Everyone freaked out that Wieters wasn’t immediately a god among men when he debuted two years ago. Look again. Wieters has clearly been one of the top catchers in baseball and has seen all of his advanced numbers spike in the face of the falling offensive levels. He has also thrown out 46% of base stealers in 2011, while starting 36 of Baltimore’s first 42 games. He’s also allowed just four wild pitches on the year, and no passed balls. He’s a big guy like Mauer, so perhaps a long-term stay at catcher isn’t possible, but in the meantime, he looks like he may be poised to break out.
Carlos Quentin (.253/.343/.519, 136 OPS+)
Want evidence of how much things have changed? In 2008, Quentin finished fith in the AL MVP vote with a .965 OPS and 148 OPS+. Today, he has a .862 OPS, which translates to a 136 OPS+. If you just look at the raw totals, he looks like he’s declined significantly. But despite the drop in OBP and power, Quentin remains one of the best corner OF bats in the game, and would be a prime bat for an enterprising team to pick up at the deadline, assuming that the Sox are out of it.
Ben Zobrist (.275/.366/.538, 157 OPS+)
Cameron Maybin (.266/.337/.429, 119 OPS+)
The Common Man is very excited that he can crow a little bit here. He loved the Maybin deal for the Padres this offseason, and suggested that he could blossom into one of the best players in baseball if his offense could catch up to his defense. The down numbers are misleading, but after all, he plays half his games in Petco Park. He is still only 24 and cheap. As is Hundley and Headley. And Anthony Rizzo too. The future is bright.
But not everyone suffers because of the drop in offense. Some of these pitchers look terrific by the standards we’re used to, but have actually been a burden for their teams to overcome. For instance:
Wade Davis (4-4, 3.47, 106 ERA+, 1.00 K/BB ratio)
There is no way around the notion that Wade Davis has been incredibly lucky. He has 26 walks and 26 strikeouts in 57 innings. That’s Charlie Morton territory. But Charlie Morton has a huge groundball rate, which Davis does not have. In fact, just one-third of Davis’ balls in play are hit on the ground. He’s survived because most of the fly balls he’s allowed have been caught by Tampa’s incredible outfield defense, and those that have gone over the fence have almost exclusively been solo shots. And because The Trop is playing like an extreme pitchers park so far in 2011, akin to Petco Park over the past three seasons.
Dustin Moseley (1-6, 3.40, 101 ERA+, 1.56 K/BB ratio)
Speaking of Petco, you can be forgiven if you thought that Dustin Moseley had suddenly discovered how to pitch. He’s certainly been the victim of hard luck in 2011, but his 4.25 K/9 belies the fact that he simply cannot get enough batters out on his own to remain successful. He’s not an extreme ground-baller, and Petco helps mask some of the ineffectiveness and keep the fly balls in the park. Look for regression going forward.

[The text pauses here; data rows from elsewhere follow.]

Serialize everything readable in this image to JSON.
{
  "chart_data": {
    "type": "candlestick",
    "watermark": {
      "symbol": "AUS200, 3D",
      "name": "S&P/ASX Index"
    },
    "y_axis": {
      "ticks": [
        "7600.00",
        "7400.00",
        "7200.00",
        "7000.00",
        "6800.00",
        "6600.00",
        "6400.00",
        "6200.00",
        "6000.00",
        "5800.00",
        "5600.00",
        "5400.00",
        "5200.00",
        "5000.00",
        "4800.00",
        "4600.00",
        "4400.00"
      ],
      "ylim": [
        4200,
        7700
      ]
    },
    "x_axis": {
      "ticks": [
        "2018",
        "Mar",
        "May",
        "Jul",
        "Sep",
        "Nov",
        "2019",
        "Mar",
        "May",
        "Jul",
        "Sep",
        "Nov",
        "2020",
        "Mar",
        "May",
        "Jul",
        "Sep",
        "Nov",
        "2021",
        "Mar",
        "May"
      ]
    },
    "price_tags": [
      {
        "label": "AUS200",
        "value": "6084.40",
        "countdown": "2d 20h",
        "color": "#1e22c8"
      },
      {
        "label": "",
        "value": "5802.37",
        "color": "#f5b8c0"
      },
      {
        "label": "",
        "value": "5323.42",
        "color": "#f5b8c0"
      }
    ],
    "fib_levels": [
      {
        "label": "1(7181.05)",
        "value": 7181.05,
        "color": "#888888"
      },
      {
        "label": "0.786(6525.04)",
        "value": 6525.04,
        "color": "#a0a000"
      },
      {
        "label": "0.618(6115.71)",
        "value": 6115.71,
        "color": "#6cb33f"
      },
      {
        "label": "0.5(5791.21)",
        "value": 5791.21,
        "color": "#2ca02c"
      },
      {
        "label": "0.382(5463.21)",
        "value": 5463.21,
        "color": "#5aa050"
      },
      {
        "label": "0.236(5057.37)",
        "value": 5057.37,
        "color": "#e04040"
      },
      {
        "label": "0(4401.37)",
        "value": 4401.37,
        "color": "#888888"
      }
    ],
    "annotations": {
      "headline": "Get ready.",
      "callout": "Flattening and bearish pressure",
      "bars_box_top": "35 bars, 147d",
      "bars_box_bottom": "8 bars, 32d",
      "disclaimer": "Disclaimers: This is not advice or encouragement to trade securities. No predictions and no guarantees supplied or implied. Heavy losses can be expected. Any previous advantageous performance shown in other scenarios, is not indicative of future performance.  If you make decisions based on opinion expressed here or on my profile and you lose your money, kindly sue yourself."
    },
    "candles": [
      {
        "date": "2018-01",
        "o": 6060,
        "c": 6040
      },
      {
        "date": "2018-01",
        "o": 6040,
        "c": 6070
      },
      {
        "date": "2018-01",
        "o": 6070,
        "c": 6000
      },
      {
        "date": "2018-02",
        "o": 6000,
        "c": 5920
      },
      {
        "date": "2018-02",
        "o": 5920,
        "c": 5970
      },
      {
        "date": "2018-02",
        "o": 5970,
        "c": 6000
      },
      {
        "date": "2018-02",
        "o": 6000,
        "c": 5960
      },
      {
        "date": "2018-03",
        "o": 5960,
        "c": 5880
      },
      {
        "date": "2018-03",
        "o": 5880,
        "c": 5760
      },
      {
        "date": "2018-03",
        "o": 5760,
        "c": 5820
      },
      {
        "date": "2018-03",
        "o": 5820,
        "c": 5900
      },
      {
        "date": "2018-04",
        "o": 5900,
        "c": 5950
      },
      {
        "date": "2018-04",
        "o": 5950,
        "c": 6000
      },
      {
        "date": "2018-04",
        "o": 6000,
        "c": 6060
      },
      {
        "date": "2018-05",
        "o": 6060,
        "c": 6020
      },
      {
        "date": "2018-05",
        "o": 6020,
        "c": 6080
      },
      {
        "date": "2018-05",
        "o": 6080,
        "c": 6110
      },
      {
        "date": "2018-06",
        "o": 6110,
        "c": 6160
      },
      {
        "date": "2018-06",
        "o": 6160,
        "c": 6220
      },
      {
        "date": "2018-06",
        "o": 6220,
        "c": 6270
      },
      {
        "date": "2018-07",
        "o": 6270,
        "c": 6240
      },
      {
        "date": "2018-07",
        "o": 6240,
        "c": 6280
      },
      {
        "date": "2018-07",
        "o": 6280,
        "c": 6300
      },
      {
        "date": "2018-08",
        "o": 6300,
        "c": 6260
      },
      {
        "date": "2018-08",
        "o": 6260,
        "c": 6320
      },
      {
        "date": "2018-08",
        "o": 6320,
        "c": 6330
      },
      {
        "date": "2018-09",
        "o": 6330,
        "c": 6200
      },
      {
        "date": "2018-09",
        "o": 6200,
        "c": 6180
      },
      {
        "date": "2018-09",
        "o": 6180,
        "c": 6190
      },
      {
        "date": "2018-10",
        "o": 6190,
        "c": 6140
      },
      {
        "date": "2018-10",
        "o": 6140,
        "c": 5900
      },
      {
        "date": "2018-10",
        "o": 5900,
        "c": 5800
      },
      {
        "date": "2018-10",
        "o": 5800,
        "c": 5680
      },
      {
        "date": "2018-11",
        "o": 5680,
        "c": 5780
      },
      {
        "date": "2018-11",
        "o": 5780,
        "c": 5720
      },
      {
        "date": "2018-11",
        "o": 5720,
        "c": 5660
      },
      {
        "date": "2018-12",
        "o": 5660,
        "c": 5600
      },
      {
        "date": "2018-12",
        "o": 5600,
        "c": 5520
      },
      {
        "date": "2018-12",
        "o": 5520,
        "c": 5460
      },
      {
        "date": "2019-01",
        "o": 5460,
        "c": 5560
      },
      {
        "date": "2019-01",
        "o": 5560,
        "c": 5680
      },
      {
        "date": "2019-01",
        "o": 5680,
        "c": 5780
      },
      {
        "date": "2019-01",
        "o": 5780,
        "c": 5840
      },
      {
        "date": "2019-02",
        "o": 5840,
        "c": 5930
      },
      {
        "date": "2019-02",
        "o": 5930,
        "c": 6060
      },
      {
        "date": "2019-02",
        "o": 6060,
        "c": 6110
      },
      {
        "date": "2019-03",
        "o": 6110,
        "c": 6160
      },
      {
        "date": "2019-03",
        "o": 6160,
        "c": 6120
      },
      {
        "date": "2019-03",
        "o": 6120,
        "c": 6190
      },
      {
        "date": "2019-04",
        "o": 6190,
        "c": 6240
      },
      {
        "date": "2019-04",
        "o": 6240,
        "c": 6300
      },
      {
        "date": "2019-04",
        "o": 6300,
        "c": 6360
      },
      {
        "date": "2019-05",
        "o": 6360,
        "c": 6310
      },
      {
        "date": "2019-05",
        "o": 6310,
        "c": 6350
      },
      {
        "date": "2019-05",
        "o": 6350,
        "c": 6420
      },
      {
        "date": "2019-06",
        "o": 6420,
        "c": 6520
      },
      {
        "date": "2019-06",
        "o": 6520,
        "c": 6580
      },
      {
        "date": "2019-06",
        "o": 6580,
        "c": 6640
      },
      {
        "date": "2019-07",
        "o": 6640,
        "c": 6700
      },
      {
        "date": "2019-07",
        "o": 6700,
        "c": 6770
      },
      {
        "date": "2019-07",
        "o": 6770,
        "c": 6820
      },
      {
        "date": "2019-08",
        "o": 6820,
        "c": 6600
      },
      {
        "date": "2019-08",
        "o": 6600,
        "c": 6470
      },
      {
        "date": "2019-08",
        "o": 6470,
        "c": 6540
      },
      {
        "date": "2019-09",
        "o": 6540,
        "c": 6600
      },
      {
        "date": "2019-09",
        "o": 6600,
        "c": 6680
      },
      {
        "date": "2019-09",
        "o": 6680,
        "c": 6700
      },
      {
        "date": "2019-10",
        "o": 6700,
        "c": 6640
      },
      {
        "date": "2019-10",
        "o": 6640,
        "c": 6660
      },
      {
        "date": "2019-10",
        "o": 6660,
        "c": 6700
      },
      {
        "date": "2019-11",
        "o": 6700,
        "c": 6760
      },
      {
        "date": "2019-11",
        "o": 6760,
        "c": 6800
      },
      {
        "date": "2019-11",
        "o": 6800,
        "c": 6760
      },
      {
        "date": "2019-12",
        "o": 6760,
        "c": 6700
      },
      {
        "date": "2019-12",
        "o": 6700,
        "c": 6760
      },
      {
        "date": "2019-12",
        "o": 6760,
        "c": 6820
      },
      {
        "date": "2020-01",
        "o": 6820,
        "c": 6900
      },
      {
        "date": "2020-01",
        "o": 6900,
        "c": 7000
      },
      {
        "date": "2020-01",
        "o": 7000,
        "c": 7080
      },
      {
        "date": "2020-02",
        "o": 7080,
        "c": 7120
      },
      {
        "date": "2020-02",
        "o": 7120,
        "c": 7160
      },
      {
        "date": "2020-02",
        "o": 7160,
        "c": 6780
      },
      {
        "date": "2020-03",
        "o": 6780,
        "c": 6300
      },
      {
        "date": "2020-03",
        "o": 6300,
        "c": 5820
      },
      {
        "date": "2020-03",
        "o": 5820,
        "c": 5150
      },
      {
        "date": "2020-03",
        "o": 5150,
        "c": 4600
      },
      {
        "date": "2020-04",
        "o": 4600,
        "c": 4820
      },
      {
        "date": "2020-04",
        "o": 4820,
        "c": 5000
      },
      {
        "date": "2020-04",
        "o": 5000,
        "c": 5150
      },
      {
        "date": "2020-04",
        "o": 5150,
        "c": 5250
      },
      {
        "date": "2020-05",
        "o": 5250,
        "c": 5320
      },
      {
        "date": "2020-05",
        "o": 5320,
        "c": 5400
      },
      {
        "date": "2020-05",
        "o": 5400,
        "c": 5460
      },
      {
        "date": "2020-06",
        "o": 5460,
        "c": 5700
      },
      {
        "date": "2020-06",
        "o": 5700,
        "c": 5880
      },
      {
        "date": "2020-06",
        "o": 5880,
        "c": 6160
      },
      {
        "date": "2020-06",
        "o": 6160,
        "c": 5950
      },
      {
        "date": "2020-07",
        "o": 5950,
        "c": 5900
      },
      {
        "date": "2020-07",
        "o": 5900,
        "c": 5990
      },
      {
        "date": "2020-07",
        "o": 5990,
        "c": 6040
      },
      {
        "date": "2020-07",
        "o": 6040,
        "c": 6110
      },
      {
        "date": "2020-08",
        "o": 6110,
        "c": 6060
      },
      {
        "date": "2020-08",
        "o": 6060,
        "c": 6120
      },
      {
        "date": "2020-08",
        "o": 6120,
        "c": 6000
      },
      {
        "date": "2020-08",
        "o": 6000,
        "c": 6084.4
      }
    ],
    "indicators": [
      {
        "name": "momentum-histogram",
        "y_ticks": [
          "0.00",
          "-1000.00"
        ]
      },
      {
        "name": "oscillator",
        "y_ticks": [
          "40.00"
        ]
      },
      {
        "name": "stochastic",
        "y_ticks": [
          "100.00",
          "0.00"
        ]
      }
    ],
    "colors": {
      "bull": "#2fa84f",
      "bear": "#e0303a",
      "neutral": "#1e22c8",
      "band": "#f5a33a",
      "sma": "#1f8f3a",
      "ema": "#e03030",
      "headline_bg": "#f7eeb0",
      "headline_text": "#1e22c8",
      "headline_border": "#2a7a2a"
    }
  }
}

Brad Penny (4-3, 4.11, 95 ERA+, 1.35 K/BB ratio)
Penny has reinvented himself as a groundballer over the last two years, thanks to Dave Duncan’s help, but his K/9 has fallen off to a completely unacceptable 3.6, which is just barely higher than his walk rate. The ERA would have been lauded in past years, but is actually below average for the level of offense in the league and Penny’s park. The .251 BABIP is also helping to mask some of the decline. This could get ugly fast. Well, pitching wise, anyway. He seems to be doing ok in his personal life.
It will be fun to watch how these, and other, players are portrayed as the season drags on. It's hard to change perceptions and notions that have become ingrained in our analysis, but we will have to adjust our expectations as we contemplate the futures of players like Bourjos, Maybin, and Moseley, and the historical place of players like Rollins and Zobrist.